Originally posted by MR Chen: ... I'm sure there's something fundamental I'm missing here...
Yes, it's an issue of scope, meaning where a variable is valid.
Your variable "GameBoard" is declared inside the body of the MyGame constructor, so its scope is limited to that constructor's body. Therefore, within the method whoIsThere, "GameBoard" is out of scope, and has no meaning.
I think you want to define this as an instance variable so that it's available everywhere in the object. If you wish, you can still value the variable in the constructor...
[ September 05, 2007: Message edited by: marc weber ]
"We're kind of on the level of crossword puzzle writers... And no one ever goes to them and gives them an award." ~Joe Strummer sscce.org
Joined: Aug 10, 2007
Marilyn/marc - thank you for your quick replies. I'll have to keep this scope thing in mind...
I notice that both of you declared "gameBoard" outside of the constructor, but then valued it inside the constructor:
Is there any advantage to doing it that way, as opposed to just using
I did it that way to show that you can still value it from the constructor, if you wish. There are situations where that might be necessary -- for example, if the constructor is passed values that need to be used in constructing a GameBoard.

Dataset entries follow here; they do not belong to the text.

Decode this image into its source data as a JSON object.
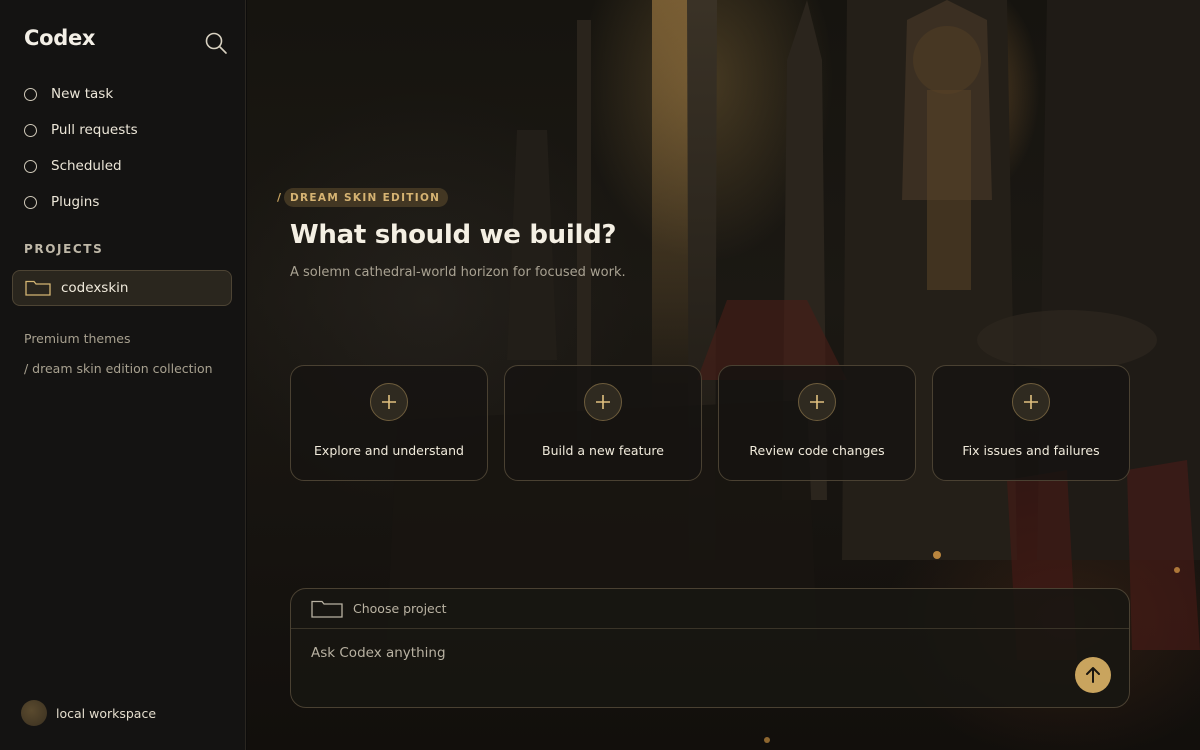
{
  "app": {
    "title": "Codex"
  },
  "sidebar": {
    "search_icon": "search-icon",
    "items": [
      {
        "label": "New task",
        "icon": "circle-icon"
      },
      {
        "label": "Pull requests",
        "icon": "circle-icon"
      },
      {
        "label": "Scheduled",
        "icon": "circle-icon"
      },
      {
        "label": "Plugins",
        "icon": "circle-icon"
      }
    ],
    "projects_heading": "PROJECTS",
    "projects": [
      {
        "label": "codexskin",
        "icon": "folder-icon"
      }
    ],
    "links": [
      "Premium themes",
      "/ dream skin edition collection"
    ],
    "workspace": {
      "label": "local workspace"
    }
  },
  "hero": {
    "eyebrow_slash": "/",
    "eyebrow": "DREAM SKIN EDITION",
    "title": "What should we build?",
    "subtitle": "A solemn cathedral-world horizon for focused work."
  },
  "cards": [
    {
      "label": "Explore and understand",
      "icon": "plus-icon"
    },
    {
      "label": "Build a new feature",
      "icon": "plus-icon"
    },
    {
      "label": "Review code changes",
      "icon": "plus-icon"
    },
    {
      "label": "Fix issues and failures",
      "icon": "plus-icon"
    }
  ],
  "composer": {
    "project_label": "Choose project",
    "placeholder": "Ask Codex anything",
    "send_icon": "arrow-up-icon"
  },
  "colors": {
    "accent": "#c9a45e",
    "background": "#0d0c0b",
    "sidebar": "#141312"
  }
}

However, you can certainly initialize an instance variable at the point of declaration. Personally, I prefer this (when possible and practical) because it's a way of guarding against a null exception.